> Exercise details
What lines in the records below include the word "team"? Return each one.

===

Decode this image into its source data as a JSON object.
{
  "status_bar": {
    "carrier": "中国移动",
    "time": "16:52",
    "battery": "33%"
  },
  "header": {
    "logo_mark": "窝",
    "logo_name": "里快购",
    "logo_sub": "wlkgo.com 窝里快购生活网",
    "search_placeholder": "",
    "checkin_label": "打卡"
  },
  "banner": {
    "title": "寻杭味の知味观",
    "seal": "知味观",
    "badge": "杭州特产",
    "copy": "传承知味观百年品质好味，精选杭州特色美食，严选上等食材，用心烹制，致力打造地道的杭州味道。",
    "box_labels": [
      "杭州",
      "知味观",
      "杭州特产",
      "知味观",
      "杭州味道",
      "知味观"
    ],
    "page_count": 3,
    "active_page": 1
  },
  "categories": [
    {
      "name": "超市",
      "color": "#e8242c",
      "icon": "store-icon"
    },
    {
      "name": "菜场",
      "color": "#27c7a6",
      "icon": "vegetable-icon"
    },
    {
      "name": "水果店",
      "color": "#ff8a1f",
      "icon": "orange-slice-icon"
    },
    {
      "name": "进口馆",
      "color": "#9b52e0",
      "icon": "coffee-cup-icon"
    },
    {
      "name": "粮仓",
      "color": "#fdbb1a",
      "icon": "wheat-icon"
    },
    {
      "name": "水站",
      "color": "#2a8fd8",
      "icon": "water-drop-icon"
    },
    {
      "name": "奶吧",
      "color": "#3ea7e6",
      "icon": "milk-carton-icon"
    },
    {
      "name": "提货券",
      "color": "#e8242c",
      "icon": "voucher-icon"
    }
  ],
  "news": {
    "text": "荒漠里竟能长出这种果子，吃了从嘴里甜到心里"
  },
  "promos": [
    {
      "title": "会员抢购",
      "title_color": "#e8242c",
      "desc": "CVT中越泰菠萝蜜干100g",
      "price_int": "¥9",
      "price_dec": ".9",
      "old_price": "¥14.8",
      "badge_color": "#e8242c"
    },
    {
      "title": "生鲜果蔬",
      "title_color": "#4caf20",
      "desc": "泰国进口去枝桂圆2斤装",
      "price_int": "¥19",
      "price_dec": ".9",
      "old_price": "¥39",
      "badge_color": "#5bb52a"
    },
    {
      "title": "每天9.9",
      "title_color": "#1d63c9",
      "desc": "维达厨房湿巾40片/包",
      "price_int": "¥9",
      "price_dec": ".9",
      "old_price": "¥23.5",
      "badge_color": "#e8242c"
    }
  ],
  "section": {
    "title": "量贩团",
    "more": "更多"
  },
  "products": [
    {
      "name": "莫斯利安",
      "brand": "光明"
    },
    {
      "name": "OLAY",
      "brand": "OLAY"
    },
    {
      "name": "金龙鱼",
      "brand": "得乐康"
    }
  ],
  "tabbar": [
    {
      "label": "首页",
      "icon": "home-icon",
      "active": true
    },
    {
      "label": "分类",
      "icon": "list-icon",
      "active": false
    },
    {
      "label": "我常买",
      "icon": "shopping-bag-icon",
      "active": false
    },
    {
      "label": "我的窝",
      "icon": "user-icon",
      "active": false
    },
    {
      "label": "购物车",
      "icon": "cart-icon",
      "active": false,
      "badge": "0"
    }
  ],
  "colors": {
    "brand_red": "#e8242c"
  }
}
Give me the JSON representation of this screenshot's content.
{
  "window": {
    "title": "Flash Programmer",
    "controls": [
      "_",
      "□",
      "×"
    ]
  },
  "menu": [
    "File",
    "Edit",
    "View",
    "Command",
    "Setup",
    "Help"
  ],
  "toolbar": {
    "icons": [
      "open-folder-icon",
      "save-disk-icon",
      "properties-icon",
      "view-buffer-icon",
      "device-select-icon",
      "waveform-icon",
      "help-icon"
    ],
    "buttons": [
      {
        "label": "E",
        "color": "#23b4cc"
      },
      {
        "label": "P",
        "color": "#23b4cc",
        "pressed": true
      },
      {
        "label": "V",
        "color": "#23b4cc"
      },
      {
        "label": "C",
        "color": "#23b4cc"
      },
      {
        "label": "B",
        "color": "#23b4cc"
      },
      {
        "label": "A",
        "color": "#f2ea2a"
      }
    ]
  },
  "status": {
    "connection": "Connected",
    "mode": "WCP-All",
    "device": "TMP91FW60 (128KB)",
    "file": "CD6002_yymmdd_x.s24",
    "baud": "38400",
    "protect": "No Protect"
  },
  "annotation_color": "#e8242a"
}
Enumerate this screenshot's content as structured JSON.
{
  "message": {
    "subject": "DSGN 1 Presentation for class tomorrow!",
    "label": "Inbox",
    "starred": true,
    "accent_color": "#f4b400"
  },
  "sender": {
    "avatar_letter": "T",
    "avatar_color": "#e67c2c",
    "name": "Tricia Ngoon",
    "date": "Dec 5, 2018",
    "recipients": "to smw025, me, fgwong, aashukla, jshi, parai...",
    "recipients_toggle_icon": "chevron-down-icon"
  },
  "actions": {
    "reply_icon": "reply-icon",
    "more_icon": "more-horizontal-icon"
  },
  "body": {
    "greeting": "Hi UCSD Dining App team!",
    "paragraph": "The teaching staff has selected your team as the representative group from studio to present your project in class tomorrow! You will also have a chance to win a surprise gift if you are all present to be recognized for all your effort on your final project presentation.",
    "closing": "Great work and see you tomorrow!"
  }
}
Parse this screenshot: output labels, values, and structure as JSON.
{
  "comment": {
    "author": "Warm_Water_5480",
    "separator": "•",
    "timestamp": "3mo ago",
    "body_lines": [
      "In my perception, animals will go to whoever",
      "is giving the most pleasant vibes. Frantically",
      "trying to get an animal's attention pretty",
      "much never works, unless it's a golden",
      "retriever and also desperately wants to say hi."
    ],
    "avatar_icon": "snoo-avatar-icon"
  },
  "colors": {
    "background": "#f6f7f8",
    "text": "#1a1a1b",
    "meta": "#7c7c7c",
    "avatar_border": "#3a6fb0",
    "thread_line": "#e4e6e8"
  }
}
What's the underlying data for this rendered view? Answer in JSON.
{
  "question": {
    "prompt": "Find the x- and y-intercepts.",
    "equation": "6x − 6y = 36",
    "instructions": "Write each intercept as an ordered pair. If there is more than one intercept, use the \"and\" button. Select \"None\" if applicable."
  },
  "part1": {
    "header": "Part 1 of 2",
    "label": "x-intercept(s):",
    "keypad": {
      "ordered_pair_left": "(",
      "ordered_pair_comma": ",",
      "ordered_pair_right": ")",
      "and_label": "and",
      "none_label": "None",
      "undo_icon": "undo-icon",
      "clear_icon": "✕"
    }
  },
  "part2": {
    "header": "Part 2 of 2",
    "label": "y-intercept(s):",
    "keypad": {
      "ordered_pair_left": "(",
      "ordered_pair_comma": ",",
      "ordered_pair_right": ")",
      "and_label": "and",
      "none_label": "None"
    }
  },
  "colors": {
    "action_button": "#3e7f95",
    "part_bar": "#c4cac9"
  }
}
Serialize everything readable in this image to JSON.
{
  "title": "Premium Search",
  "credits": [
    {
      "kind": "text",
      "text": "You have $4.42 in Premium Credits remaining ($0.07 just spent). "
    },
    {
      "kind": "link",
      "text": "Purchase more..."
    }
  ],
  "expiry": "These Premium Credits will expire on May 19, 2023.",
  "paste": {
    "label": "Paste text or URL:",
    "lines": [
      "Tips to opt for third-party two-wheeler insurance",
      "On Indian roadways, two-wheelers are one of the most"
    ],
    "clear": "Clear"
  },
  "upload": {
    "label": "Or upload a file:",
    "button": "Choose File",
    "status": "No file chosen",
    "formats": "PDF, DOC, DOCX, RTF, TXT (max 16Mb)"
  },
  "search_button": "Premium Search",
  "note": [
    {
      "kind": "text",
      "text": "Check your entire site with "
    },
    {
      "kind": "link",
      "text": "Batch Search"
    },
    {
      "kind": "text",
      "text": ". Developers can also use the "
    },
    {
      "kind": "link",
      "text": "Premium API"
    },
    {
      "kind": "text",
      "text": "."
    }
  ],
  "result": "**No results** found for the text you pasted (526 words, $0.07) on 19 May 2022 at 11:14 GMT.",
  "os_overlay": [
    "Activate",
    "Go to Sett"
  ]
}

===

> Result of the exercise
    "greeting": "Hi UCSD Dining App team!",
    "paragraph": "The teaching staff has selected your team as the representative group from studio to present your project in class tomorrow! You will also have a chance to win a surprise gift if you are all present to be recognized for all your effort on your final project presentation.",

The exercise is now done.